The paintings that Tuymans exhibited at documenta IX in Kassel, Germany depicted emotionally charged imagery related to World War II. Thematically consistent with these paintings, a single print, the1992 edition Kristallnacht, was created for a documenta portfolio of works by participating artists.
The Kristallnacht print is based on a 1985 collage of drawings of the same name, made by Tuymans after viewing the documentary Kristallnacht. This film documented the mass outbreak of violence against Jews in Nazi Germany that began on 9 November 1938. Named for the destruction of thousands of Jewish storefronts on that night, the violence of Kristallnacht marked a shift from the economic and political exclusion of Jews to their state-sponsored physical removal and extermination - the beginning of the Holocaust. Tuymans's drawings are based on footage of riots led by members of the Nazi Sturmabteilung together with their civilian supporters, who carried out the attacks against synagogues, Jewish burial places, homes and stores.

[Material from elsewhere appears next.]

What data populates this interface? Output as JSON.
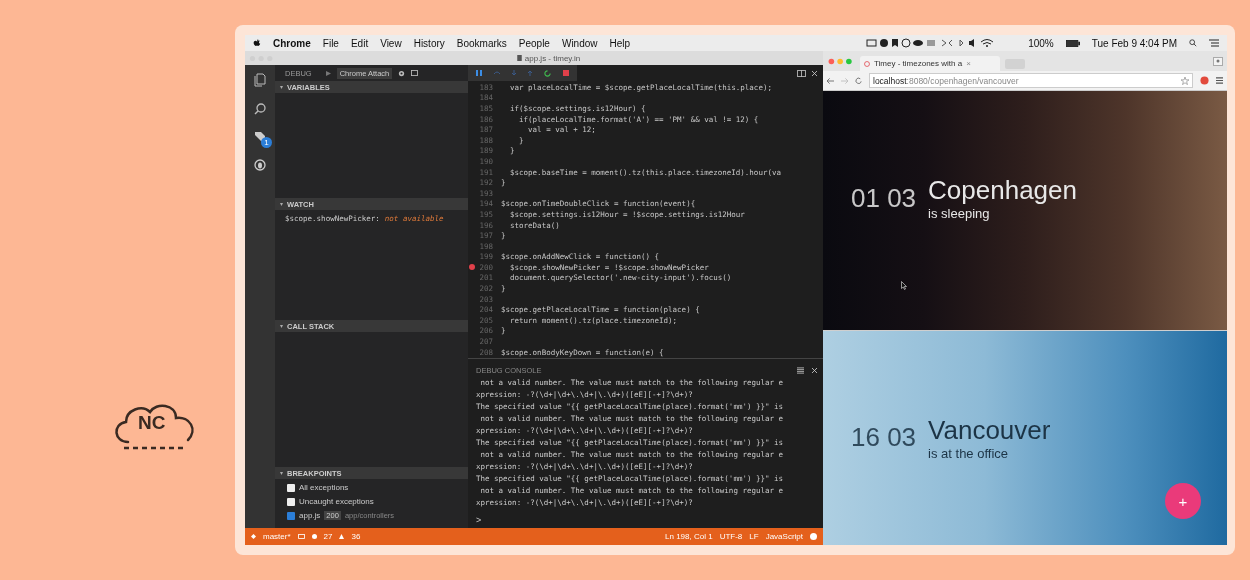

The anonymous, torch-carrying mob is rendered by Tuymans as an abstract collection of jittering dark lines. Quickly drawn, these lines trace the movement of the crowd from the light and smoke from their torches. According to Tuymans: 'You saw the masses moving, and the lines of the torches. If you formed an abstraction from this, you would only see these lines, like blood Rowing, or water. Graphically, I envisioned this as an agitated mass of lines, as a whirl.' 1 The drawings were made on a found piece of military-green paper and comprise three scenes. On the left is the beginning or ending point of the march, where the group forms into a lopsided ring; on the right we see two stream-like forms, each a view of the crowd from a different angle. Although there is no clear indication of scale or depth, this succession of scenes creates the impression of an emergent mass, terrifying and faceless.
The Kristallnacht collage is linked co Tuymans's 1986 painting Our New Quarters. This latter work is based on an official black and white postcard from the Theresienstadt concentration camp, found byTuymans in the sketchbook journals of Alfred Kantor. 2 The postcards were distributed to prisoners to send to their families, showing a picturesque view of a spacious and clean inner courtyard area. This state-issued image was of course a fraud: Theresienstadt had been transformed into a 'model ghetto', a staged environment covering up the awful reality of the death camps, as part of an elaborate campaign to appease Red Cross officials. Kantor had written the words 'Our new quarters' on the postcard, an ironic reference to the empty, meaningless nature of the staged image. Our New Quarters uses a military green background similar to the green paper used in the original Kristallnacht drawing, and is likewise constructed from a series of flat, dark lines. The two works (the Our New Quarters painting and the Kristallnacht drawing) also have a thematic connection, described by Tuymans in a 1997 interview with Josef Helfenstein: ' ... in Our New Quarters, the same feeling of the [human] masses, as in Kristallnacht, is portrayed without it being necessary to have a mass of people in the picture'.
Additionally, Tuymans believed that the use of a military green colour as the ground for these works references Nazi-sponsored terror in a visually explanatory manner, and for this reason, they were exhibited at documenta IX without text or supporting materials.
1 Luc Tuymans: Premonition. Zeichnungen I Drawings. Hans Rudolph Reust, Josef Helfenstein. Bern: Kunstmuseum Bern and Benteli Verlag Bern, 1997.
2 The Book of Alfred Kantor: An Artist's Journal of the Holocaust (1971; reprint New York: Schocken Books, 1987).